As a U.S. Naval officer who served on active duty with the Marine Corps during Operation Desert Shield, Giordano expressed concern for veterans struggling with GWI. “Some of these individuals are still not seeking care because of the stigma attached to psychiatric illness in the military. Others, after being discharged, fell between proverbial cracks because they were misdiagnosed or not assessed in the appropriate ways,” he said.

FUTURE RESEARCH DIRECTIONS

This fall, Baraniuk will repeat his previous study with a new group of Gulf War veterans to confirm his results. “He’s very much looking forward to see if he can confirm and verify these earlier findings,” Goldsmith said.

Baraniuk also received a grant from the Sergeant Sullivan Foundation to study biomarkers and will look for patterns in MRIs, blood samples and cerebrospinal fluid to differentiate between the STOPP and START groups, as well as a control group. “If the biomarkers research that he’s talking about is fruitful, this could be one of the things that could allow for much more rapid diagnosis,” Goldsmith said.

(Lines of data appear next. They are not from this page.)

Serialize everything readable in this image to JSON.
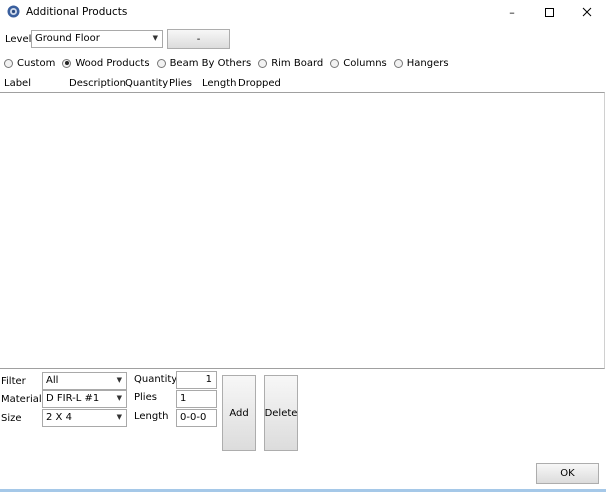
{
  "window": {
    "title": "Additional Products",
    "minimize_glyph": "–",
    "maximize_glyph": "☐",
    "close_glyph": "✕"
  },
  "level": {
    "label": "Level",
    "value": "Ground Floor",
    "button_label": "-"
  },
  "product_types": [
    {
      "label": "Custom",
      "selected": false
    },
    {
      "label": "Wood Products",
      "selected": true
    },
    {
      "label": "Beam By Others",
      "selected": false
    },
    {
      "label": "Rim Board",
      "selected": false
    },
    {
      "label": "Columns",
      "selected": false
    },
    {
      "label": "Hangers",
      "selected": false
    }
  ],
  "columns": [
    "Label",
    "Description",
    "Quantity",
    "Plies",
    "Length",
    "Dropped"
  ],
  "rows": [],
  "filter": {
    "label": "Filter",
    "value": "All"
  },
  "material": {
    "label": "Material",
    "value": "D FIR-L #1"
  },
  "size": {
    "label": "Size",
    "value": "2 X 4"
  },
  "quantity": {
    "label": "Quantity",
    "value": "1"
  },
  "plies": {
    "label": "Plies",
    "value": "1"
  },
  "length": {
    "label": "Length",
    "value": "0-0-0"
  },
  "buttons": {
    "add": "Add",
    "delete": "Delete",
    "ok": "OK"
  },
  "colors": {
    "accent": "#5b9bd5",
    "border": "#a9a9a9"
  }
}
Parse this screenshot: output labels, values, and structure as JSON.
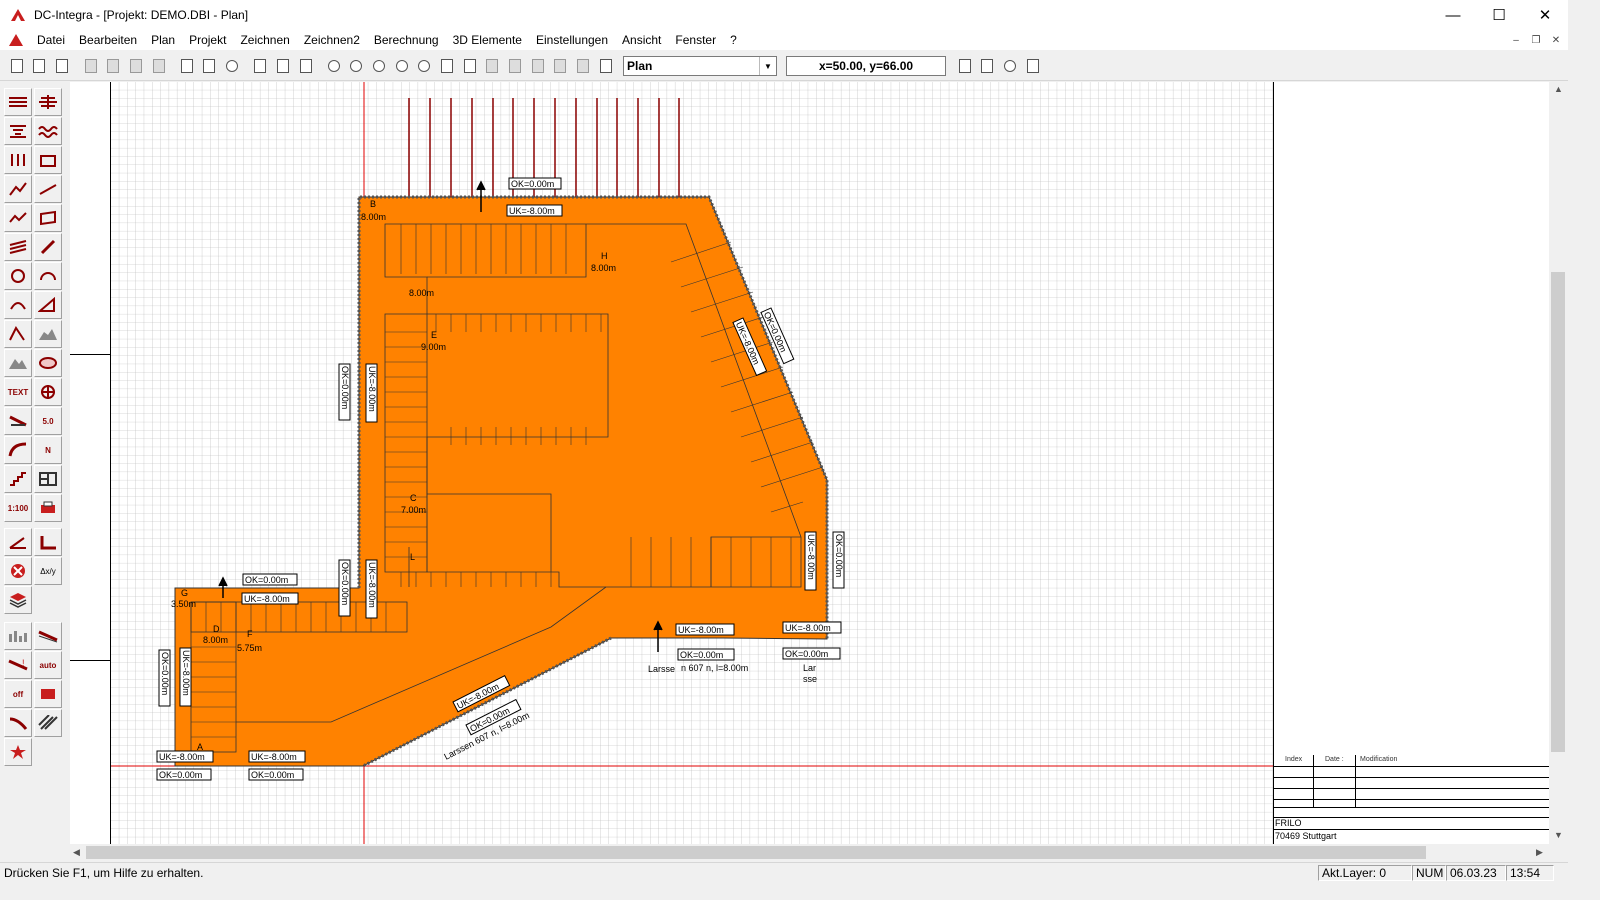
{
  "window": {
    "title": "DC-Integra - [Projekt: DEMO.DBI - Plan]",
    "controls": [
      "minimize-icon",
      "maximize-icon",
      "close-icon"
    ]
  },
  "menu": {
    "items": [
      "Datei",
      "Bearbeiten",
      "Plan",
      "Projekt",
      "Zeichnen",
      "Zeichnen2",
      "Berechnung",
      "3D Elemente",
      "Einstellungen",
      "Ansicht",
      "Fenster",
      "?"
    ]
  },
  "toolbar": {
    "view_select": "Plan",
    "coordinates": "x=50.00, y=66.00"
  },
  "palette": {
    "text_tool": "TEXT",
    "dim_tool": "5.0",
    "north_tool": "N",
    "scale_tool": "1:100",
    "delta_tool": "Δx/y",
    "off_tool": "off",
    "auto_tool": "auto"
  },
  "drawing": {
    "fill_color": "#ff8200",
    "grid_color": "#b4b4b4",
    "axis_color": "#e00000",
    "points": [
      "B",
      "H",
      "E",
      "C",
      "L",
      "G",
      "D",
      "F",
      "A"
    ],
    "levels": [
      "8.00m",
      "8.00m",
      "8.00m",
      "9.00m",
      "7.00m",
      "3.50m",
      "8.00m",
      "5.75m"
    ],
    "labels": {
      "ok_top": "OK=0.00m",
      "uk_top": "UK=-8.00m",
      "ok_left": "OK=0.00m",
      "uk_left": "UK=-8.00m",
      "ok_mid": "OK=0.00m",
      "uk_mid": "UK=-8.00m",
      "ok_lower": "OK=0.00m",
      "uk_lower": "UK=-8.00m",
      "ok_right_diag": "OK=0.00m",
      "uk_right_diag": "UK=-8.00m",
      "ok_right": "OK=0.00m",
      "uk_right": "UK=-8.00m",
      "uk_br1": "UK=-8.00m",
      "uk_br2": "UK=-8.00m",
      "ok_br1": "OK=0.00m",
      "ok_br2": "OK=0.00m",
      "larssen_short": "Larsse",
      "larssen_spec": "n 607 n, l=8.00m",
      "lar": "Lar",
      "sse": "sse",
      "uk_diag": "UK=-8.00m",
      "ok_diag": "OK=0.00m",
      "larssen_diag": "Larssen 607 n, l=8.00m",
      "uk_far_left": "UK=-8.00m",
      "ok_far_left": "OK=0.00m",
      "uk_bl1": "UK=-8.00m",
      "uk_bl2": "UK=-8.00m",
      "ok_bl1": "OK=0.00m",
      "ok_bl2": "OK=0.00m",
      "ok_low_strip": "OK=0.00m",
      "uk_low_strip": "UK=-8.00m"
    }
  },
  "title_block": {
    "headers": [
      "Index",
      "Date :",
      "Modification"
    ],
    "company": "FRILO",
    "address": "70469 Stuttgart"
  },
  "status": {
    "help": "Drücken Sie F1, um Hilfe zu erhalten.",
    "layer": "Akt.Layer: 0",
    "num": "NUM",
    "date": "06.03.23",
    "time": "13:54"
  }
}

Meanwhile, there are just under 400 ongoing VA studies related to GWI. The VA is also setting up bio-repositories to store brain scans, blood samples and more. “These bio-repositories are a big part of the Gulf War plan,” Blackman said. “I am sure that a few years from today, not only will we have more knowledge but more importantly, we’ll have better outcomes.”

Kat Zambon
GUMC Communications